It has nothing to do with envy. Nor has it to do with size. It’s not that it’s cool. Or sexual. There is nothing about a long brown object in their mouths that most men find erotic. It’s about a smoke. That’s all there is to it. It’s about lighting a cigar and smoking it.
I am often asked about the pageantry of cigar smoking. Whether I have a special time of day when I light one. Or what my preferred drink is while I savour a cigar. I find these questions foolish. And the people who answer them seriously even more so. There is nothing magical or mysterious about six inches of tobacco leaf. Nor is there a ceremony that hails back to the Knights Templar or the building of Solomon’s temple. There are people who believe in the charade. Who only smoke a Montecristo when the evening light is just right. And then only with a fine brandy or whisky. But then these are the people who find it necessary to clarify that it is a cognac or a single malt they have. Some things don’t need explaining. People who live the way you do know what you mean without the embellishment.
There is a certain grace to smoking, as there is to most things in life. There are men who tell me the only way to cut the end of a good cigar is to bite it off. These are men who have never smoked a good cigar. Probably because they’ve been too busy watching bad John Wayne movies. Should you find yourself handed one, don’t use your teeth. A number of people have worked hard to create what you hold in your hand. Treat it with respect. I prefer a guillotine. Others prefer scissors or a punch. Choose your tool to suit yourself but cut it right. A badly cut cigar is a lousy smoke.
And then there is the matter of the band. This is not a ring to be sentimentally given to a loved one. It is a band. And the question most often asked is whether to take it off. Again, those who don’t smoke cigars will tell you that it is bad manners to leave the band on. This is true in England. But then what are considered bad manners anywhere else in the world are passed off as an eccentricity there. There is no reason to remove the band. You may even damage the cigar if you do. So, forget about the fools who try to teach you manners. The only time breeding requires you to take it off is when your host is smoking a brand inferior to your own.
A question of ash. Should you tip into an ashtray? Should you leave it until it falls off by itself? Tough call. The construction of the ash is often a measure of the cigar itself. The colour tells you what leaves were used. And the length before it finally falls is a sign of a well-made cigar. The longer the ash at the end of a burning tip, the better the stogie. It’s that simple. Now here’s the catch. If you’re sitting in an armchair with an ashtray by your side, I suggest you wait for it to fall on its own accord.
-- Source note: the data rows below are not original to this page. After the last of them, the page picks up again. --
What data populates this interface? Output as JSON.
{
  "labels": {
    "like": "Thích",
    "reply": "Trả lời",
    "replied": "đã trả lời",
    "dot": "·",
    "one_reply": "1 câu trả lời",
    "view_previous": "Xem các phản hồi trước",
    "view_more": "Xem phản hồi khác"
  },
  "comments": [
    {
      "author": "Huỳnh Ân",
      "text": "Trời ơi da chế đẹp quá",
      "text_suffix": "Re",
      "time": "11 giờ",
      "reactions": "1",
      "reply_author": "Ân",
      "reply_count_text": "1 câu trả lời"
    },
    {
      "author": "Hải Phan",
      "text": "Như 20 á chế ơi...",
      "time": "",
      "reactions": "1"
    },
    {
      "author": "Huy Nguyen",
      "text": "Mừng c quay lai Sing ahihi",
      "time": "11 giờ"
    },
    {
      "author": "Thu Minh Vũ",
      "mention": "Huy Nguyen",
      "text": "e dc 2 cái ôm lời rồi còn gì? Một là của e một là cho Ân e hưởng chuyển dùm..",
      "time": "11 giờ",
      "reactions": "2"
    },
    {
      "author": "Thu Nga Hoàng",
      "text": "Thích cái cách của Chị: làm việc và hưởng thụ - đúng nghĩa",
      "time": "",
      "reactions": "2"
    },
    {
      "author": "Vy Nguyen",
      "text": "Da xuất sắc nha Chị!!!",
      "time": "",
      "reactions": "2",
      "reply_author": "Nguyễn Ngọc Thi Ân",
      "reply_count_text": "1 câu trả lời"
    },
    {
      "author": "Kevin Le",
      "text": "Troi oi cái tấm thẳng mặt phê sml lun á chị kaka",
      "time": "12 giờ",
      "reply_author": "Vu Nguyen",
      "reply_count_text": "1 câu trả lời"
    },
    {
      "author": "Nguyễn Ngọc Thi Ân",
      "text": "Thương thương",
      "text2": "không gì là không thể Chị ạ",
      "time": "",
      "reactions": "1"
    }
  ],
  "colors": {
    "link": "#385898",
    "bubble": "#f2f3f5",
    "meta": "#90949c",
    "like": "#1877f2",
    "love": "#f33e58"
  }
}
On the other hand, if you’re standing at a cocktail party it might not be a bad idea to flick it off once it comes close to an inch in length. I once had someone tell me it was bad form to tap the ash. Until I pointed out it is even worse form to have it fall on your hostess’ carpet. Make the call. No one will kill you for it.
Putting it out. It’s a sad fact of life that all things die. Cigars too. You’ll know when it’s time when you start feeling the heat. No, there is no measure for it. You’ll just know when you’re feeling it. That’s when it’s time to say goodbye to what you’ve been smoking. Like any other loved one, let it go with dignity. Rest it gently in the ashtray and it will die out on its own. Suppress the urge to help it on its way. So don’t, ever, stub out a cigar. Don’t, ever, grind it out in the hope of putting it out. Not only will you instantly label yourself a novice never to be invited back, but you’ll also make matters worse. A cigar that goes out by itself will leave a gentle aroma. A cigar that’s crushed out leaves a burnt smell that is a harbinger of what awaits you in hell.
Smoke what pleases you. There are enough cigar snobs around who will tell you they only smoke a Cohiba. This is a fine cigar, and by all means have one when you like. But there is life beyond Cuba. And you may just find that a blend from elsewhere suits your tastes. I have been stuck in Budapest where the only cigars available then were Sumatran. And I have enjoyed them. The Cubans make great cigars. But a lot of other people make a lot of great ones too.
And finally, where to smoke. Manners dictate that one should never offend those around. And this applies to cigars as well. Ask your hostess if you may smoke. Not your host. He’s not the one who needs to deal with the smell in the curtains the next morning. Occasionally in a public place you will be told you are offending someone. This will usually be in a place where the air is thick with cigarette smoke. Be polite. Tell the offended party to piss off as nicely as you can. In the days when you could light one in a bar, I was asked one evening by a waiter to put out my cigar. It was offending the pregnant woman sitting halfway across the room from me. I did. Only to turn around a few minutes later to find every person at her table with a cigarette between his lips. I did the only thing a man could do in the circumstances. I lit another cigar.